Which lines of the data contain the string "battery"? Show each of them.

-------- Material provided --------

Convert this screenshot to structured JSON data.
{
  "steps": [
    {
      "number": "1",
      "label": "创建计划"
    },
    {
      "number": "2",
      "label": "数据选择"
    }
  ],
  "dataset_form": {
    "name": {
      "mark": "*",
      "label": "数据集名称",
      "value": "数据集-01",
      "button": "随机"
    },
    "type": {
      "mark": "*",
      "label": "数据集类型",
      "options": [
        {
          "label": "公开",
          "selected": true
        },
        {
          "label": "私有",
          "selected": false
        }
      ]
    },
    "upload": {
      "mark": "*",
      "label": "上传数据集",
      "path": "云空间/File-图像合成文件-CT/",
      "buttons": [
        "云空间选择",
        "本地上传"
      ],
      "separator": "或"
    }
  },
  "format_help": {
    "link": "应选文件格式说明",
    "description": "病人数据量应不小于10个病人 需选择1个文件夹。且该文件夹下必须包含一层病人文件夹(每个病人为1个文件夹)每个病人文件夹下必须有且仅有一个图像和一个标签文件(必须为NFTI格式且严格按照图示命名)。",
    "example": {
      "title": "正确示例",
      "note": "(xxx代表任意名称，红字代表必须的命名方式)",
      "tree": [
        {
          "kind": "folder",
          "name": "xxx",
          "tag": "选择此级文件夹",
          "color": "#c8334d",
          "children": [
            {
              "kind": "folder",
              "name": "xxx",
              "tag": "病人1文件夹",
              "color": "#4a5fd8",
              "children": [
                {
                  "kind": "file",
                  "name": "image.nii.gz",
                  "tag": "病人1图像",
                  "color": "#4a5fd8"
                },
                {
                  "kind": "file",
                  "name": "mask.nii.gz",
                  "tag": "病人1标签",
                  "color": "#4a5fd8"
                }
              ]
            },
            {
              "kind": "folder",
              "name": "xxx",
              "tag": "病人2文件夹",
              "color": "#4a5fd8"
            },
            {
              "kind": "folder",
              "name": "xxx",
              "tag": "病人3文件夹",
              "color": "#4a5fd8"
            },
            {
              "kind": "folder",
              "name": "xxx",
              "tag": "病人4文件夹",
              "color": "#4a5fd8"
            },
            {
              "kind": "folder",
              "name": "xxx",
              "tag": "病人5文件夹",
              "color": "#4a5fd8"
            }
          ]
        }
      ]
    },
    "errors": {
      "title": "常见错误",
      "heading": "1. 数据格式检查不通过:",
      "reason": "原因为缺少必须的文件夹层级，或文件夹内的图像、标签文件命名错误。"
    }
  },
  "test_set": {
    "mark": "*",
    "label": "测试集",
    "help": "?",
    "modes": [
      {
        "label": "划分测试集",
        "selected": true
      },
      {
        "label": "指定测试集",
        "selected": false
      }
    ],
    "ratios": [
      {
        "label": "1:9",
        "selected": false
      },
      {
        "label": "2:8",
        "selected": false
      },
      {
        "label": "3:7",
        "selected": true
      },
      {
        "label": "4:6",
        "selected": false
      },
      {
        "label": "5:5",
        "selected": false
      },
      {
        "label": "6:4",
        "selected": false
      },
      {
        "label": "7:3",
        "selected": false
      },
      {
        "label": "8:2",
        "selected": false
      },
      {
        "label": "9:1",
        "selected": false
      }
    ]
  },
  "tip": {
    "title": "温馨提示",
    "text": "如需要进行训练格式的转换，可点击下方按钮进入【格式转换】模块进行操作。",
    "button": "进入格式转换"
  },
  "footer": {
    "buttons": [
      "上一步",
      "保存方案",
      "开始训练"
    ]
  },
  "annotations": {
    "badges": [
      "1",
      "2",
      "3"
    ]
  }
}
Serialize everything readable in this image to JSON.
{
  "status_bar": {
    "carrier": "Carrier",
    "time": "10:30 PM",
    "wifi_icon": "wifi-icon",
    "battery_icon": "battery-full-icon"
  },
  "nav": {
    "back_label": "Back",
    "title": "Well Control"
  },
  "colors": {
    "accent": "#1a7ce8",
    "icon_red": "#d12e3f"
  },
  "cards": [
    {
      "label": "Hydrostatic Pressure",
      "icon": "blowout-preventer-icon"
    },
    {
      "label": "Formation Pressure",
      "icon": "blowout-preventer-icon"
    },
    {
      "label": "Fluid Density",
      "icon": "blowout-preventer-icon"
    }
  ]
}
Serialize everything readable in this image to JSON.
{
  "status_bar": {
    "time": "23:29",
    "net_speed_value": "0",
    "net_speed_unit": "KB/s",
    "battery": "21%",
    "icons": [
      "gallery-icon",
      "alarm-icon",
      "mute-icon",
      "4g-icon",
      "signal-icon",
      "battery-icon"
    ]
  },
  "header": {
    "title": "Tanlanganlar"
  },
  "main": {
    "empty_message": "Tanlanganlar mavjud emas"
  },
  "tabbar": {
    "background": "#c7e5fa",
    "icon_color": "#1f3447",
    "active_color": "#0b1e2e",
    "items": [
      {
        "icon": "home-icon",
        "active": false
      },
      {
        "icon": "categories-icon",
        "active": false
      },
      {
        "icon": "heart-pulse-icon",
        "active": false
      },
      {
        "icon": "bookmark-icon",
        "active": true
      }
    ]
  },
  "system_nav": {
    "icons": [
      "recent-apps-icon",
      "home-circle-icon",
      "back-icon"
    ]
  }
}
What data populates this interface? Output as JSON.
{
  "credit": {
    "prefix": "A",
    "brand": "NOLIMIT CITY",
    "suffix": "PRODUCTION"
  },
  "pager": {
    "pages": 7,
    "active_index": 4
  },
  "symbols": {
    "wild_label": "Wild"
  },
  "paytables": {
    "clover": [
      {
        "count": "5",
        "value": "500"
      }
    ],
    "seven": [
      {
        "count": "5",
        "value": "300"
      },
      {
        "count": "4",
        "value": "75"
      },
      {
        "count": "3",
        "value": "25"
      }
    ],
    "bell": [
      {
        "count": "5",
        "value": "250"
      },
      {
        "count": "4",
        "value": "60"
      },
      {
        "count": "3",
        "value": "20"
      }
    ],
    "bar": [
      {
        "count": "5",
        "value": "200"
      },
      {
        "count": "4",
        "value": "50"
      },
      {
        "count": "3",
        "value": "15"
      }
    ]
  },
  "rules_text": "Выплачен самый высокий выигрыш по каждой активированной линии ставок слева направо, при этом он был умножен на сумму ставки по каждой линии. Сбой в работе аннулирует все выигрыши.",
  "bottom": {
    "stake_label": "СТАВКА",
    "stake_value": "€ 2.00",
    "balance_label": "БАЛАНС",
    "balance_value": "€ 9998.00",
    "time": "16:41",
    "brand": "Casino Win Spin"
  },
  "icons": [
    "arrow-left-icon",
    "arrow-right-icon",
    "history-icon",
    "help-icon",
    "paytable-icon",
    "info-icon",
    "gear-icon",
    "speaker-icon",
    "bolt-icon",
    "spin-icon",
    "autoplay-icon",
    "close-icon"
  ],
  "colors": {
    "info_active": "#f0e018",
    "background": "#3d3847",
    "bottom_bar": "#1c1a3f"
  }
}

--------

Expected output
    "battery_icon": "battery-full-icon"
    "battery": "21%",
      "battery-icon"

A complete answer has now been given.